Sun Microsystems Inc. rolled out the final test version of Solaris 9 Tuesday, offering a peek at new management, security and Linux-friendly features that will be included when the final version of the operating system is released, expected to happen mid-year.
Sun released an early access version of Solaris 9 at the end of last year, giving its testers a chance to uncover bugs and other kinks in the software. On Tuesday, Sun released the final beta of Solaris 9 on its Web site, allowing users to start running applications and familiarizing themselves with its new features, said Bill Moffitt, a Solaris product line manager at Sun.

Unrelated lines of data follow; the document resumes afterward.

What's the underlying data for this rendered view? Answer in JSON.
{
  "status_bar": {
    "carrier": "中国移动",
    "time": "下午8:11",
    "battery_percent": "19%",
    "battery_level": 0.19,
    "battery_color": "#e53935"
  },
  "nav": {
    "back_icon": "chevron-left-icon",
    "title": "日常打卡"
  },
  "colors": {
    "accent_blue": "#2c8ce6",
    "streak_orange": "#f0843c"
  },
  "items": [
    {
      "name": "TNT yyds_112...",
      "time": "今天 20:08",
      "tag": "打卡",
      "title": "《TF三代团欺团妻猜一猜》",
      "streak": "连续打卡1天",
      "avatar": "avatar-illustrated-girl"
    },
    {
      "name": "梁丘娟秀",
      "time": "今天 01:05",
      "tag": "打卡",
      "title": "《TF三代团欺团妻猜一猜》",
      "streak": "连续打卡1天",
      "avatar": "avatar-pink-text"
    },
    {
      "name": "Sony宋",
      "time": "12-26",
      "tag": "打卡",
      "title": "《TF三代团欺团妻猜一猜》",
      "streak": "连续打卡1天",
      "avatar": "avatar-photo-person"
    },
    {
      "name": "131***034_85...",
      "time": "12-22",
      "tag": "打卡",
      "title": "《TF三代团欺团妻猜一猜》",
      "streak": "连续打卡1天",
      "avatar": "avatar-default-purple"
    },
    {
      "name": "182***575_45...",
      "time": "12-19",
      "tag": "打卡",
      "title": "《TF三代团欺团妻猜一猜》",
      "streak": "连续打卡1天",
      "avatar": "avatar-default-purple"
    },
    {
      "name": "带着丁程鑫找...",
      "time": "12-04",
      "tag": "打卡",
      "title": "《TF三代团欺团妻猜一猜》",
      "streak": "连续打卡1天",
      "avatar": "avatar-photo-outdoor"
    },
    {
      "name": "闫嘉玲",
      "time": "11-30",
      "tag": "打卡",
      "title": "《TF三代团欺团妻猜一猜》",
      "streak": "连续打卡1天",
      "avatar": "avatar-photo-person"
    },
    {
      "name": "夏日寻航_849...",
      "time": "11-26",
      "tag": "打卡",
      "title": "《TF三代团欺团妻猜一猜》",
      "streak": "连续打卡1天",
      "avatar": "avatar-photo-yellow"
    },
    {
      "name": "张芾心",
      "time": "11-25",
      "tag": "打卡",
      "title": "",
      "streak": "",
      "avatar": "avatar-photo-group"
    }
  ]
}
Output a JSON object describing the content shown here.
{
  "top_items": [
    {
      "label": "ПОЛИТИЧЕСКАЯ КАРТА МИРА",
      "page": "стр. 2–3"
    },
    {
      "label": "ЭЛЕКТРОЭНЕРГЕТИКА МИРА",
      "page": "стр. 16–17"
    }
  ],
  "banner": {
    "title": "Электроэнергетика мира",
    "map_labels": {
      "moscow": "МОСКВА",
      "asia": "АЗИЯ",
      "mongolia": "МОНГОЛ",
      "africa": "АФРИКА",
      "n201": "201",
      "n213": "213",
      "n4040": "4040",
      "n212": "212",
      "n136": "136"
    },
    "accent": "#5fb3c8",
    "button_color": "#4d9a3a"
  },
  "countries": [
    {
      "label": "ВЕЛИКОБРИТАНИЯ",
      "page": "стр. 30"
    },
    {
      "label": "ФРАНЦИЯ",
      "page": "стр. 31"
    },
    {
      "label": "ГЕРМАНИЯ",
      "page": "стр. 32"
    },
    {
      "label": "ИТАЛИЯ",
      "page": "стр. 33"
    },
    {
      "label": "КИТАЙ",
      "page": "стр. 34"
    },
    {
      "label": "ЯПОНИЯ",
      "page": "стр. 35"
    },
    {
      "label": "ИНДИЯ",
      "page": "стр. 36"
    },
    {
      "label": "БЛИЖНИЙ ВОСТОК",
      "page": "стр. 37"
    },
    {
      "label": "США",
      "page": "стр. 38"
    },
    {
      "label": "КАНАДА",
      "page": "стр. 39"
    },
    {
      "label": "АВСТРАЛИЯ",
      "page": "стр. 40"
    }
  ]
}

Sun has decided to integrate its Solaris Resource Manager software directly into Solaris 9. The software allows administrators to set the amount of processing power and memory that they want allocated to certain applications and users. For example, a company could dedicate a fixed number of processors to its financial database in order to ensure the software performs well. If applications are sharing processor resources, an administrator can rank the applications in order of importance, making sure the financial database gets priority over a Web server application, for example.
The Solaris Resource Manager will continue to be offered as a separate product, but will also be bundled with Solaris 9 at no additional cost, Moffitt said.

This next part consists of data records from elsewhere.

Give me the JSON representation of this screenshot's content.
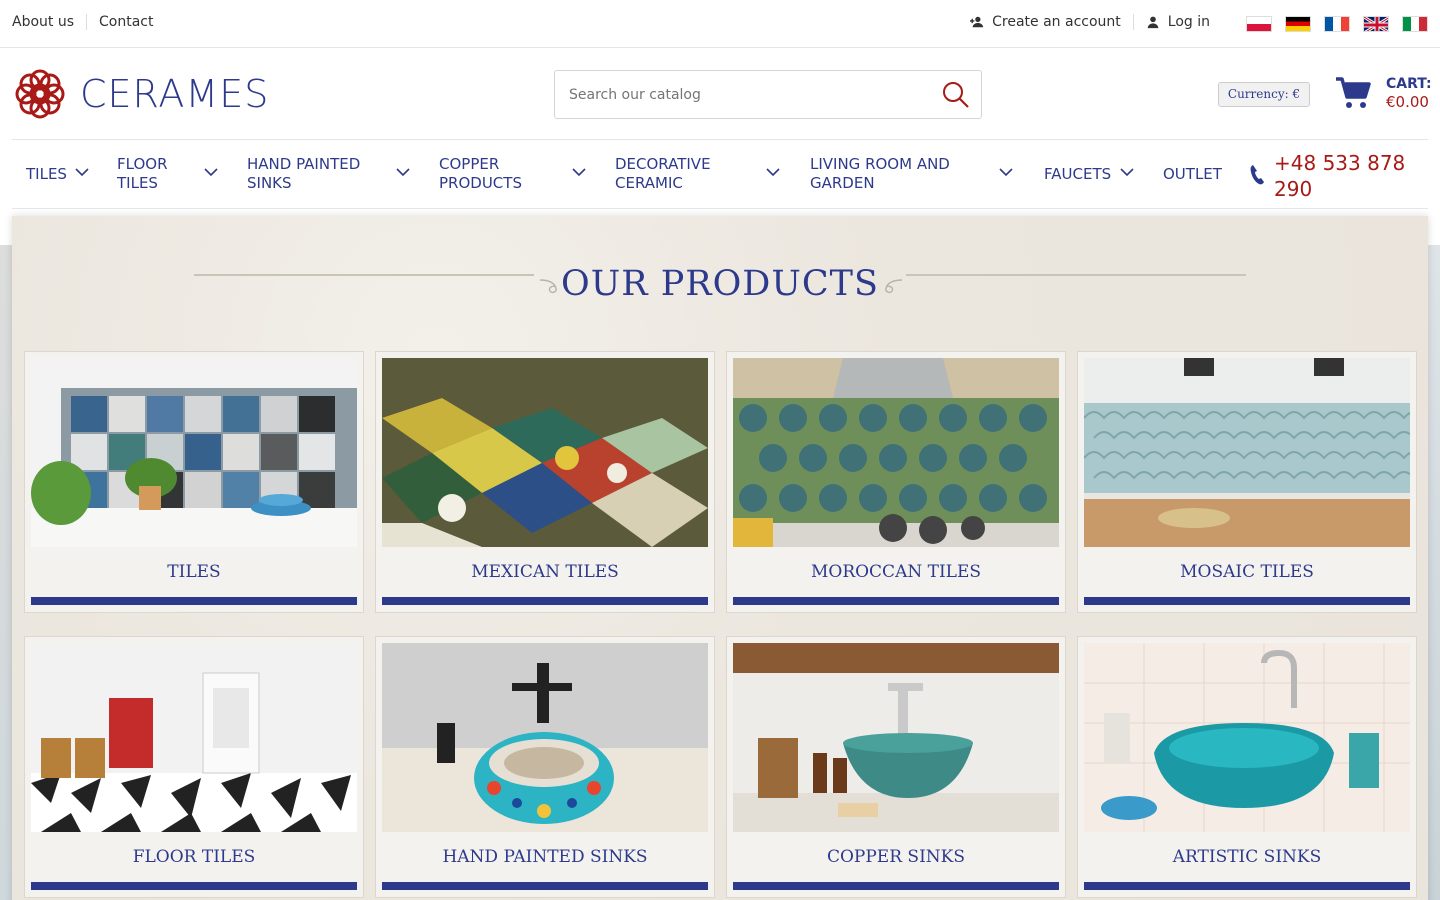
{
  "topbar": {
    "about": "About us",
    "contact": "Contact",
    "create_account": "Create an account",
    "login": "Log in",
    "flags": [
      "pl-flag-icon",
      "de-flag-icon",
      "fr-flag-icon",
      "uk-flag-icon",
      "it-flag-icon"
    ]
  },
  "brand": {
    "name": "CERAMES",
    "color": "#2d3a8c",
    "accent": "#a71a17"
  },
  "search": {
    "placeholder": "Search our catalog"
  },
  "currency": {
    "label": "Currency: €"
  },
  "cart": {
    "label": "CART:",
    "amount": "€0.00"
  },
  "nav": {
    "items": [
      {
        "label": "TILES"
      },
      {
        "label": "FLOOR TILES"
      },
      {
        "label": "HAND PAINTED SINKS"
      },
      {
        "label": "COPPER PRODUCTS"
      },
      {
        "label": "DECORATIVE CERAMIC"
      },
      {
        "label": "LIVING ROOM AND GARDEN"
      },
      {
        "label": "FAUCETS"
      },
      {
        "label": "OUTLET"
      }
    ],
    "phone": "+48 533 878 290"
  },
  "products": {
    "heading": "OUR PRODUCTS",
    "cards": [
      {
        "label": "TILES"
      },
      {
        "label": "MEXICAN TILES"
      },
      {
        "label": "MOROCCAN TILES"
      },
      {
        "label": "MOSAIC TILES"
      },
      {
        "label": "FLOOR TILES"
      },
      {
        "label": "HAND PAINTED SINKS"
      },
      {
        "label": "COPPER SINKS"
      },
      {
        "label": "ARTISTIC SINKS"
      }
    ]
  }
}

Sun has also started the first wave of its plan to bundle middleware from its iPlanet E-Commerce Solutions subsidiary into Solaris. With the latest Solaris beta, users will receive a copy of iPlanet's Directory Server. Sun has said the Directory Server will be the first place that it adds tools for verifying a user's identity to use Web services. Sun is working with other vendors and service providers in the Liberty Alliance group, which is creating standard protocols for authenticating users. The protocols will be supported in the Directory Server, according to Sun officials.
Sun has said it will bundle other iPlanet software with Solaris, including the iPlanet Application Server, although it has yet to offer a time frame for those moves.
Including the iPlanet Directory Server with its operating system should provide Sun's customers with a more complete platform on which to build and deploy business applications, according to one analyst.
"All of that middleware plays in a space that is incredibly competitive," said Tony Iams, an analyst at Port Chester, New York-based research company D.H. Brown and Associates Inc.
Iams said that Sun's bundling of the LDAP (Lightweight Directory Access Protocol) directory and the company's support for version 5 of the Kerberos protocol in the new OS, also revealed Tuesday, gives Sun a response to competitors such as Microsoft Corp. in the middleware market.
"You put Kerberos together with the iPlanet Directory Server and it is a full-blown response to what Microsoft is doing with Active Directory," Iams said. "Sun is going after large enterprise networks with lots of users hitting different servers and also individual Web servers that handle large amounts of traffic."
Microsoft also includes an LDAP directory and Kerberos support in its Active Directory product for the Windows 2000 Server operating system.
Sun is also forging closer ties between Solaris and Linux, another Unix derivative. For example, with the release of Solaris 9, users will be able to use both Solaris commands and Linux commands. In addition, users will find support for Linux shell scripts, Moffitt said.
Mark Uris, head of distributed systems at the National Center for Atmospheric Research (NCAR), has been testing Solaris 9 and was trying to decide if Sun is moving close enough to Linux for his company to use Solaris on its desktop computers.
"I want to see how Solaris converges with Linux, especially on the desktop," Uris said. "We're trying to make the call as to whether or not we should go with Solaris or something like Red Hat (Inc.) Linux."
Sun will include the latest version of the GNOME desktop interface with Solaris 9 at some point, Moffitt said. If Sun can create a GNOME-based GUI (graphical user interface) similar to what users enjoy with Linux, Uris said he would consider choosing Solaris for his desktops.
The ties between Solaris and Linux are likely to get closer over time, Moffitt said. "We consider it part of the natural evolution of how things go," he said.
The beta of Solaris 9 is available now for download at http://sun.com/solaris/programs/solaris9ea/. It can be downloaded for free for an unlimited number of systems with a capacity of eight or fewer CPUs.